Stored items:

------------

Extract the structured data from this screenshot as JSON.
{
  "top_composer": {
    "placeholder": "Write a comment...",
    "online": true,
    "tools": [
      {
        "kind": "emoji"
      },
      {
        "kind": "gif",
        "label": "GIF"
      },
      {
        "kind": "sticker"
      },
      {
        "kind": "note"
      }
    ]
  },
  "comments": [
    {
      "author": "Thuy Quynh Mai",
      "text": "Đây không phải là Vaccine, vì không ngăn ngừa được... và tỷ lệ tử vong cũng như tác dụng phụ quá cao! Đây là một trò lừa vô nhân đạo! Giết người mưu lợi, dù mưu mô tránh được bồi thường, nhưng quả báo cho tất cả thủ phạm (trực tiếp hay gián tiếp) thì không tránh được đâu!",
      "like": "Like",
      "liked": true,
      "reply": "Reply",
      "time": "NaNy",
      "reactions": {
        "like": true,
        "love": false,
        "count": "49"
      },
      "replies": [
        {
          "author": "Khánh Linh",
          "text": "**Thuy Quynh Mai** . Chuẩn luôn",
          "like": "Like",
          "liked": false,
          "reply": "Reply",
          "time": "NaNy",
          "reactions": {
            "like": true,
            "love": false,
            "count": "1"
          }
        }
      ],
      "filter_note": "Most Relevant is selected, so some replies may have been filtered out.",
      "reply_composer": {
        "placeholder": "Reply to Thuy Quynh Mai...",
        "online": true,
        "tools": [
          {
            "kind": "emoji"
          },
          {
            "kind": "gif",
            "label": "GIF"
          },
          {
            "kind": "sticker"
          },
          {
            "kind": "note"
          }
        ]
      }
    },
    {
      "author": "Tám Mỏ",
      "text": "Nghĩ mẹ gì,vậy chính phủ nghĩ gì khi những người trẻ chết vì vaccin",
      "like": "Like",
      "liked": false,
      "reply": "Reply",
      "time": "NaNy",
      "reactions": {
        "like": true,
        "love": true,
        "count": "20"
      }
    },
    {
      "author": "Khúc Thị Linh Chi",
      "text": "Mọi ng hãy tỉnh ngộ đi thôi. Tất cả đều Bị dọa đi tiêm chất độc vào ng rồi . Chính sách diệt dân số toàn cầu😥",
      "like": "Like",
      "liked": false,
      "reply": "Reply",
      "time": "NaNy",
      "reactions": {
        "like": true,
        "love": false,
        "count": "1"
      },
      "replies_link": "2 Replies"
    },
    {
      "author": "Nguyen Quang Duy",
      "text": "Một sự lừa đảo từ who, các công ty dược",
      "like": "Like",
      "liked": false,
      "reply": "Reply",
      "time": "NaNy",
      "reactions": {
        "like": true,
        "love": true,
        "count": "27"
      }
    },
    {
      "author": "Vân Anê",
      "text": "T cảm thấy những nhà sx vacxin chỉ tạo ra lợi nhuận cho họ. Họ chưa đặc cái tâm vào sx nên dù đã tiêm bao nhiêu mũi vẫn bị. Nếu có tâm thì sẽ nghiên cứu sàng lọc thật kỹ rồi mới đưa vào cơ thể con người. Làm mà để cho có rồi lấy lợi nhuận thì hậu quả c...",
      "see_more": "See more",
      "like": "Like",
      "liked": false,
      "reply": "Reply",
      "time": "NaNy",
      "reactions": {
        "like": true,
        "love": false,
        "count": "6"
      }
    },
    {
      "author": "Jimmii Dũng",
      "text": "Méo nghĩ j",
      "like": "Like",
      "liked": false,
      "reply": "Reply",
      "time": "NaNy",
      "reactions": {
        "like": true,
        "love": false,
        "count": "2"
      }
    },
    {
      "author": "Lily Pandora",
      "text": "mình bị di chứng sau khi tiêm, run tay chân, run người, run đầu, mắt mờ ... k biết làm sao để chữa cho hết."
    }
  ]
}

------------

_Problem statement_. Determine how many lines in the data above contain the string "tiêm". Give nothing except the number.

_Answer to the exercise_. 3